I love wearing a tie.

My sophomore year, I woke up one morning in a fantastic mood. Couldn't tell you why, I was just feeling good. I decided to wear a tie that day. No particular reason, just felt like it. I put on my charcoal suit along with my orange and white paisley tie.

When I walked into my engineering fundamentals class that morning, I was greeted by my friends with, "Hey Nate, are you ready for the exam today?" To which I responded, "The exam is next week."

I was wrong.

Moments later, I was necktie deep in this exam. Of the roughly 40 topics that could've been covered in that class, the exam had maybe seven or eight. I probably had a full understanding of a quarter of that material. Luckily, the questions on that exam fell within that 25 percent.

I beat the class average by a healthy margin, and I cannot help but think it was the suit. I should have failed that exam, leading to a terrible grade in my first engineering class, leading to a probable change in majors. But the luck of that day has carried me through to the point I'm at now – a senior with graduation looming in less than two months.

That day started a tradition for me that is one of my trademark quirks – I wear suits to exams. Even when I was studying abroad, I dressed up for exams. This was particularly hilarious on the MV Explorer – the cruise ship for Semester at Sea – because I wore shorts and a button down with a bow-tie. But for roughly the last four years, every time I have set out two extra pencils, written my name down on the front page and waited for the instruction "Begin," I have been wearing a tie.

Maybe it's good luck. Maybe it's a confidence boost. Maybe it's superstition. Maybe I'm just weird.

A few years ago on my way from Japanese class to an engineering exam, a girl from the former class was busting my chops about wearing a suit to exams. She claimed that it was stupid and a waste of time. Mid explanation, she was interrupted by a friend of mine, "Good Luck on your exam today, Nate!"

I felt the satisfaction of someone else making my point for me better than I ever could.

When I wear a suit, I feel turned up the entire time. Power Suit, Power Tie, Power T. I feel confident because people don't know what I'm up to, and it's funny to watch them try to make a guess, and then find out about my ridiculous tradition.

When you are dressed nicely, it shows that you take whatever you are doing seriously, and that you should be taken seriously. Professors and other students do notice, and I can not imagine a professor preferring the "just rolled out of bed," or "I've been up all night in the library" look.

When I'm trying out a new combination of shirt/suit/tie, I text a girl a picture of it to make sure it looks alright.
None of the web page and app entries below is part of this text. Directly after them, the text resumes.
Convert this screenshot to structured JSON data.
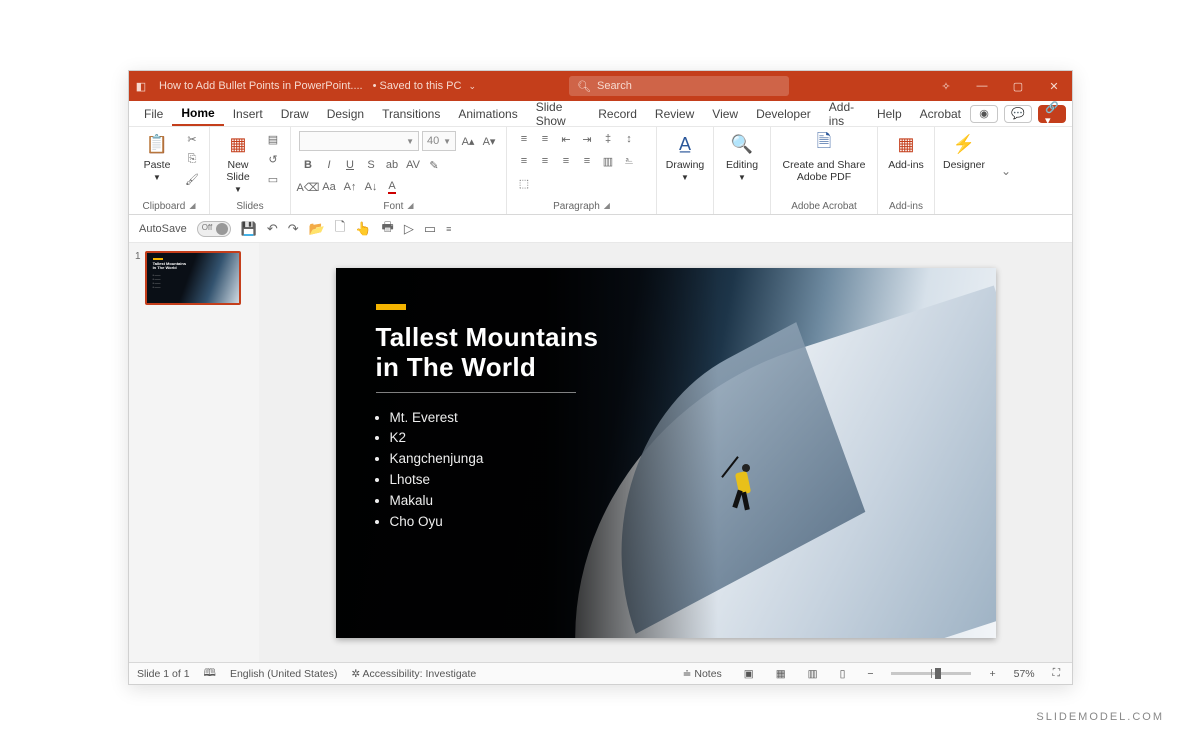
{
  "titlebar": {
    "document_name": "How to Add Bullet Points in PowerPoint....",
    "save_status": "Saved to this PC",
    "search_placeholder": "Search"
  },
  "tabs": [
    "File",
    "Home",
    "Insert",
    "Draw",
    "Design",
    "Transitions",
    "Animations",
    "Slide Show",
    "Record",
    "Review",
    "View",
    "Developer",
    "Add-ins",
    "Help",
    "Acrobat"
  ],
  "active_tab": "Home",
  "ribbon": {
    "clipboard": {
      "paste": "Paste",
      "label": "Clipboard"
    },
    "slides": {
      "new_slide": "New\nSlide",
      "label": "Slides"
    },
    "font": {
      "placeholder_font": "",
      "size": "40",
      "label": "Font"
    },
    "paragraph": {
      "label": "Paragraph"
    },
    "drawing": {
      "label": "Drawing"
    },
    "editing": {
      "label": "Editing"
    },
    "adobe": {
      "btn": "Create and Share\nAdobe PDF",
      "label": "Adobe Acrobat"
    },
    "addins": {
      "btn": "Add-ins",
      "label": "Add-ins"
    },
    "designer": {
      "btn": "Designer"
    }
  },
  "qat": {
    "autosave": "AutoSave",
    "autosave_state": "Off"
  },
  "thumbnails": [
    {
      "number": "1"
    }
  ],
  "slide": {
    "title_line1": "Tallest Mountains",
    "title_line2": "in The World",
    "bullets": [
      "Mt. Everest",
      "K2",
      "Kangchenjunga",
      "Lhotse",
      "Makalu",
      "Cho Oyu"
    ]
  },
  "status": {
    "slide_counter": "Slide 1 of 1",
    "language": "English (United States)",
    "accessibility": "Accessibility: Investigate",
    "notes": "Notes",
    "zoom": "57%"
  },
  "watermark": "SLIDEMODEL.COM"
}
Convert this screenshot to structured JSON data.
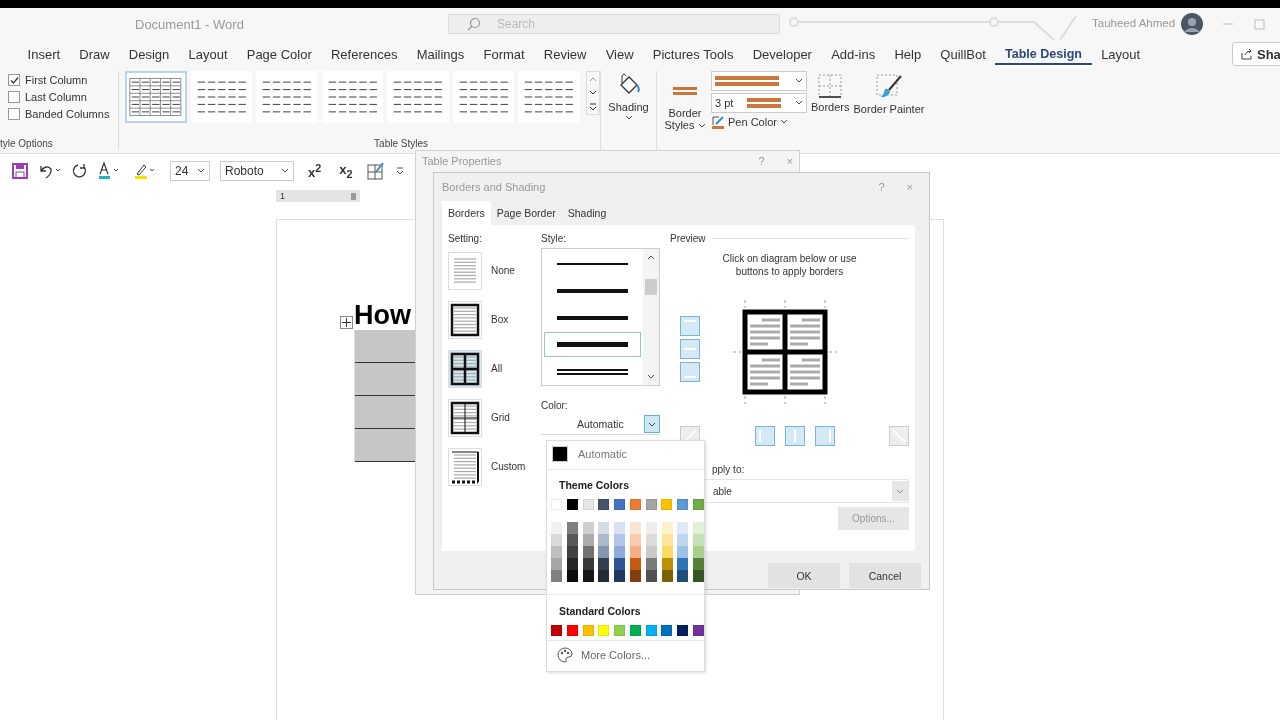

That always makes them laugh at me, but by-golly I know now not to put a bold striped tie over a plaid shirt. Not to mention I can turn a double-windsor to touch the top of my belt buckle on the first try without a mirror.

I typically get up two to three hours before an exam to have ample time to suit up, which I have realized gives my head time to clear out the cobwebs and tune itself before I go into the exam. This little trick comes highly recommended, because – at least for me – I'm not running at full output for at least a few hours.

So the next time you have an exam, try getting up a little earlier, put on your Sunday best and walk into the exam with your shoulders back and your chin up. Tell everyone you've "got a thing later," and that you're about to beast this exam. You might just do a little better than you expected.

After all, Barney Stinson suits up, and who doesn't love Barney Stinson?

Nate Talbot is a senior in mechanical engineering. He can be reached at ntalbot1@utk.edu.